Exercise requirements: Pull every line containing "server" from the listing below.

Dataset:
════════════════════

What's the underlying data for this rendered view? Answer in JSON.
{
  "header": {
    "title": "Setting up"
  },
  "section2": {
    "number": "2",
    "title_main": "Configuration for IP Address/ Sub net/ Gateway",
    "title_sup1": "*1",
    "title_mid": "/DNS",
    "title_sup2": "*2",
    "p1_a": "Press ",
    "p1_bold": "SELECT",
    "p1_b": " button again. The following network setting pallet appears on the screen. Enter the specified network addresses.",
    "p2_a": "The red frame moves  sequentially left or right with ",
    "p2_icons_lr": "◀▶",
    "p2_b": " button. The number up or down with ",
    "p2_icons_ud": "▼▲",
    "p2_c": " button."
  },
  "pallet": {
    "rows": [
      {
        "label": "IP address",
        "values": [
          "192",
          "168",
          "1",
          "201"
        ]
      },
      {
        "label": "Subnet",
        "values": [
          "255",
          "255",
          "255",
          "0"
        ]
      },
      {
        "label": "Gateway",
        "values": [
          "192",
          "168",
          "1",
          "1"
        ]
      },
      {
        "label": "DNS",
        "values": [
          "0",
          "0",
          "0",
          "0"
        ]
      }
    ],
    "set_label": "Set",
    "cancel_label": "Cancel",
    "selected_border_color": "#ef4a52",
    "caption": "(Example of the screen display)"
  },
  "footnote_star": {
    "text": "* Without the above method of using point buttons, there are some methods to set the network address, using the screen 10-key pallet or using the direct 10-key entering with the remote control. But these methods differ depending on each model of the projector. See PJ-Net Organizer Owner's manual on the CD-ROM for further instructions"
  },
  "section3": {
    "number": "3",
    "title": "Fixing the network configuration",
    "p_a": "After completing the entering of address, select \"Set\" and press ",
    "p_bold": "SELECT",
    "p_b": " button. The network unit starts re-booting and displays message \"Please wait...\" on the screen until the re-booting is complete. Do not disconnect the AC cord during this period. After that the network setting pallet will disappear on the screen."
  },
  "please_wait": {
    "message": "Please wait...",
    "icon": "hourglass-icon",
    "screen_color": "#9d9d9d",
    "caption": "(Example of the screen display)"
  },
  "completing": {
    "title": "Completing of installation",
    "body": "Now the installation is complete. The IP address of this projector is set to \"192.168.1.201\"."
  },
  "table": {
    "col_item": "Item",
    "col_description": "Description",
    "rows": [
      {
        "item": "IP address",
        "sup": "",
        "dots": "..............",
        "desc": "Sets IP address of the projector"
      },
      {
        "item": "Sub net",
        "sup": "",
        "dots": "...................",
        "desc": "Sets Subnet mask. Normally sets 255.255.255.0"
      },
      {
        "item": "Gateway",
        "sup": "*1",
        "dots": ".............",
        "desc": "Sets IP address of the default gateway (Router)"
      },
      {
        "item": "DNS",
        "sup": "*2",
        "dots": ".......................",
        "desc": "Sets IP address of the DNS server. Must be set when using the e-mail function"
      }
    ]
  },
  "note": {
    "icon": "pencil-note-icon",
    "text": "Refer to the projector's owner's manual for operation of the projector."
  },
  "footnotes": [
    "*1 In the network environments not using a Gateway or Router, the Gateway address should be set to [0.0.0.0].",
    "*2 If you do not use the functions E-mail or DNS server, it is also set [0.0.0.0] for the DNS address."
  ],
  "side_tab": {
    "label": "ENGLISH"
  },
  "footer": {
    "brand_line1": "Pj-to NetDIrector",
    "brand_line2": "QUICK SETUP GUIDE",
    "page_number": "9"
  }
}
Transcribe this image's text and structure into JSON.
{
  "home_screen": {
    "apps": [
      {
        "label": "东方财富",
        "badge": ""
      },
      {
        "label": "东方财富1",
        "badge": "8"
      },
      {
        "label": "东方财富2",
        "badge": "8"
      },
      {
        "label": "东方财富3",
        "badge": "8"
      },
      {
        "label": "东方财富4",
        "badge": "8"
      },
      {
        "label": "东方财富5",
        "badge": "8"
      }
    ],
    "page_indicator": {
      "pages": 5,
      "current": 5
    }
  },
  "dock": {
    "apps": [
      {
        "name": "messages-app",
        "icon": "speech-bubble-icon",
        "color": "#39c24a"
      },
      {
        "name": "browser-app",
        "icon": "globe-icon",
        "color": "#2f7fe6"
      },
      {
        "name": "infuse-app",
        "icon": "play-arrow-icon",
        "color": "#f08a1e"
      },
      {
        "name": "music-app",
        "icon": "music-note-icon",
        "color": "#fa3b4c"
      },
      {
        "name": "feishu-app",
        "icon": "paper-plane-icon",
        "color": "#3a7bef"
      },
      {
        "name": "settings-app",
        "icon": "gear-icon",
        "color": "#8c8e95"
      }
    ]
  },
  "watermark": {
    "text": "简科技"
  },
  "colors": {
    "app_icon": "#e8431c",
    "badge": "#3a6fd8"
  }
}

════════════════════

Output:
        "desc": "Sets IP address of the DNS server. Must be set when using the e-mail function"
    "*2 If you do not use the functions E-mail or DNS server, it is also set [0.0.0.0] for the DNS address."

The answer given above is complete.